That is because the National Energy Board shut down the final oral portion of the hearing into the project in Toronto on Oct. 18, fearing for participants’ safety as protesters became disruptive.
The 10-day proceeding was antagonistic, especially for a project in which little in the way of new facilities will be needed to allow crude oil to flow to Montreal from Sarnia, Ont., through a pipeline constructed in the 1970s.
However, such demonstrations have been growing as environmental groups target pipelines as a way to hammer home their message that oil sands development has to be halted to fight global warming and as worries grow about ruptures and spills.
“We’ve had many instances where, just for the sake of efficiency – sometimes we just run out of time – it has been done in writing,” NEB spokeswoman Carole Léger-Kubeczek said. “But I have to say in this instance, the major factor was the elevated security risk. There would be too many disruptions to allow us to proceed with the reply anyway.”
Enbridge aims to ship 300,000 barrels a day of crude from Western Canada to refineries in Quebec by reversing the flow direction of the pipeline, a move aimed at giving the refiners access to more affordable domestic supplies.
Following a reversal of the line in the late 1990s, the plants, run by Suncor Energy Inc. and Valero Energy Corp., are now mostly captive to pricier imported oil.
However, growing public concern over pipeline safety following such incidents as Enbridge’s devastating Line 6B rupture in Michigan in 2010, which spilled more than 20,000 barrels of oil into the Kalamazoo River system, has stoked vocal opposition.
The board will now take 12 weeks to weigh evidence before making a decision on whether to approve the reversal.
During the hearing, intervenors, including green groups, First Nations, landowner associations and the Ontario Ministry of Energy, questioned the financial forecasts tied to the proposal, demanded more intensified high-pressure testing of the pipeline and urged the NEB to require Enbridge have at least $1-billion (U.S.) of insurance.

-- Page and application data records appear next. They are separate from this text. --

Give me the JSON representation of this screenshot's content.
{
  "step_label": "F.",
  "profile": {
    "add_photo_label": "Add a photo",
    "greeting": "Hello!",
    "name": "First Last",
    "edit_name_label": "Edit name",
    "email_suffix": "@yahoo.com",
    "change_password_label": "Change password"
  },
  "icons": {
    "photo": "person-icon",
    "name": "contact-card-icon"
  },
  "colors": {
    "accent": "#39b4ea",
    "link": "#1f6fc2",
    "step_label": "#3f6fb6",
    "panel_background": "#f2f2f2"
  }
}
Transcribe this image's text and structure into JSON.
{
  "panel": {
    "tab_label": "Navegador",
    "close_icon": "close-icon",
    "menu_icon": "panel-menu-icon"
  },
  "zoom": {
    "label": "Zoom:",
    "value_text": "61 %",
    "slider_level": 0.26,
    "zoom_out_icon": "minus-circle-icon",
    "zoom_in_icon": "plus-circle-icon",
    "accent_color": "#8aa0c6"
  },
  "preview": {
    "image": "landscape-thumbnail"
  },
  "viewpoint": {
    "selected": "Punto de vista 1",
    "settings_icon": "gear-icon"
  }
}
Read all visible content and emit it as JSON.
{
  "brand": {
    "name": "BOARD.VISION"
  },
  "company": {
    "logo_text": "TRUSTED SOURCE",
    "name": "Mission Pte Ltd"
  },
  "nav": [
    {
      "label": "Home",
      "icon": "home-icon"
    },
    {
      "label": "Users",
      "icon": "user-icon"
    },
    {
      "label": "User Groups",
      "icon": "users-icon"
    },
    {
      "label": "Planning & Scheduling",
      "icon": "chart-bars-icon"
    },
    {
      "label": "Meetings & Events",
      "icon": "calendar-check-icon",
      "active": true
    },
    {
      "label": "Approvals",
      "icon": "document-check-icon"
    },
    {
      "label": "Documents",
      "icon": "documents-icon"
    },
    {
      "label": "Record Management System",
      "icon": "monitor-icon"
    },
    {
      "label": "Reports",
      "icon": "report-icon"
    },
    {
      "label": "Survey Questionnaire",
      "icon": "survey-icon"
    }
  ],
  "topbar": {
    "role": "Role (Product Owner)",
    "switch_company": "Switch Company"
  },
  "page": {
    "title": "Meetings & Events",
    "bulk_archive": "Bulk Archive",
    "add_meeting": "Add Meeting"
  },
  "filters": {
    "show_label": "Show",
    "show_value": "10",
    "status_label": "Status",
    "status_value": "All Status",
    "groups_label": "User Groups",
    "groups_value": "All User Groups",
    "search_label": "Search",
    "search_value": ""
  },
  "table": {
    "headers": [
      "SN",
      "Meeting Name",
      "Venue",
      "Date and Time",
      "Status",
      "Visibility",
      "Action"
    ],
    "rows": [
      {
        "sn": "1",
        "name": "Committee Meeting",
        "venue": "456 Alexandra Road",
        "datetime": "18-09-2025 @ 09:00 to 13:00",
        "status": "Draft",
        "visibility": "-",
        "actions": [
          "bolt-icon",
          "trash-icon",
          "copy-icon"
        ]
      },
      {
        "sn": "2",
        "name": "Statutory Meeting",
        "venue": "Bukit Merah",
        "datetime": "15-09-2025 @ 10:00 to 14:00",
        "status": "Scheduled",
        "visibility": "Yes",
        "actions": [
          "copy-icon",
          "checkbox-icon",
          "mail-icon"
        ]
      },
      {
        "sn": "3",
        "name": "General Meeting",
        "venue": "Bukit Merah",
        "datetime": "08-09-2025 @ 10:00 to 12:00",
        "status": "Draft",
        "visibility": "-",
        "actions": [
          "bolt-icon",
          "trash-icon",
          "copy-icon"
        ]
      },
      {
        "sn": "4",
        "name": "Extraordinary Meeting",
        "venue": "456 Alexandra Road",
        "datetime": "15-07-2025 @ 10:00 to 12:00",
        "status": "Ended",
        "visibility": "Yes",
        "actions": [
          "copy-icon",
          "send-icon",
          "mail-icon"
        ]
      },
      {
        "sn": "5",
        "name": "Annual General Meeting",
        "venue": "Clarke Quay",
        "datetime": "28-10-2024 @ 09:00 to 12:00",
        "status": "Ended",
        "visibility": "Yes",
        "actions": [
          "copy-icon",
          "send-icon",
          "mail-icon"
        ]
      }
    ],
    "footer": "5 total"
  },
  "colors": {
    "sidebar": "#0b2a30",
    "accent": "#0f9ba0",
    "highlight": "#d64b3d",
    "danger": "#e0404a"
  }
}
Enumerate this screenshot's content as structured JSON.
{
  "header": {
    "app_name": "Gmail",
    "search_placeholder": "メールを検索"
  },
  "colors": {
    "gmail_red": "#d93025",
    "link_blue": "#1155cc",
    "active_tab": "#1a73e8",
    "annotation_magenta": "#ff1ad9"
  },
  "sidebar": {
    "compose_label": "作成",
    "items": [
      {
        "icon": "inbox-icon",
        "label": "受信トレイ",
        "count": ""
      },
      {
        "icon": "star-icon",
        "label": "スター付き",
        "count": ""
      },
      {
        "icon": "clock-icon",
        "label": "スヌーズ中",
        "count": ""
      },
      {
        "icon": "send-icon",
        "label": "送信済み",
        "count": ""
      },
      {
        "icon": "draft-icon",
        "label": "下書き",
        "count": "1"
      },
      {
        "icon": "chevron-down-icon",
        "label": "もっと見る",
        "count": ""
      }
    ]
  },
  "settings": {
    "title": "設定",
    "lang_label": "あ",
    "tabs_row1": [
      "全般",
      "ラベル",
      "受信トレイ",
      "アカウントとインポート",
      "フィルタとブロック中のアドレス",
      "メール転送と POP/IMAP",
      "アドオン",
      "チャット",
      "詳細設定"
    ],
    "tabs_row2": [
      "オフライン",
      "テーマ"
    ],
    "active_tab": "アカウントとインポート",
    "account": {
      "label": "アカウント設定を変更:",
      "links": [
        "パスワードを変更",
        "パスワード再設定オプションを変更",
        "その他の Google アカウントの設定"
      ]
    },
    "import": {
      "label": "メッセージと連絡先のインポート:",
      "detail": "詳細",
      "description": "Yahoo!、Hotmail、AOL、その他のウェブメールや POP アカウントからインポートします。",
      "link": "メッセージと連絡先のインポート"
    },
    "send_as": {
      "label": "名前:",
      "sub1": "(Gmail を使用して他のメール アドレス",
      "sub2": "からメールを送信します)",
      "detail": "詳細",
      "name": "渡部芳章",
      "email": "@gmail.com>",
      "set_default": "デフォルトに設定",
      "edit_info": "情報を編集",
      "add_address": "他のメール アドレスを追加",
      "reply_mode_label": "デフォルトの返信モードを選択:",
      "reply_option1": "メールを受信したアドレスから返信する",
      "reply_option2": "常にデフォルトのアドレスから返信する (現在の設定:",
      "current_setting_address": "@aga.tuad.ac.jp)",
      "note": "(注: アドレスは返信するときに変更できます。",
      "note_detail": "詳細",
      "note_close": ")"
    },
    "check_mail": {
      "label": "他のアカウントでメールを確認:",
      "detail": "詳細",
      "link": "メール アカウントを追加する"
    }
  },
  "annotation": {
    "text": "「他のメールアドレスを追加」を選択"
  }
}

“The NEB has heard loud and clear that there’s more work that needs to be done before they can make a decision on this project, and we hope they’ll listen,” said Gillian McEachern, campaigns director for Environmental Defence, one of the opponents. One of the problems, she said, is the lack of an environmental assessment for the project, especially for a three-decade-old pipeline.
In its final submission, Enbridge argued that repeat high-pressure testing on the line before start-up should be rejected in favour of in-line inspection tools. In regard to insurance, it pointed out that the recent throne speech included the federal government’s intention to increase required liability insurance for pipeline companies.
Leon Zupan, chief operating officer for Enbridge’s liquids pipelines division, said his company’s projects have become a major part of the overall debate over development of the oil sands.
Mr. Zupan stressed Enbridge has made strides since the Michigan spill to seek out and employ the most advanced inspection, pipeline integrity and emergency response technology.
That includes a program now under way to dig up sections of Line 9, a pipeline first built during the oil-embargo era of the 1970s to ensure Quebec had access to domestic supply.
“The way we’ve approached internal inspection technology is we want the most reliable technology available so that we don’t have a bunch of surprises, and we know that the tools that we’ve run have very high levels of reliability,” Mr. Zupan said. “As a result we haven’t seen any issues associated with the line that haven’t already been confirmed with the (in-line inspection) technology that we’ve run.”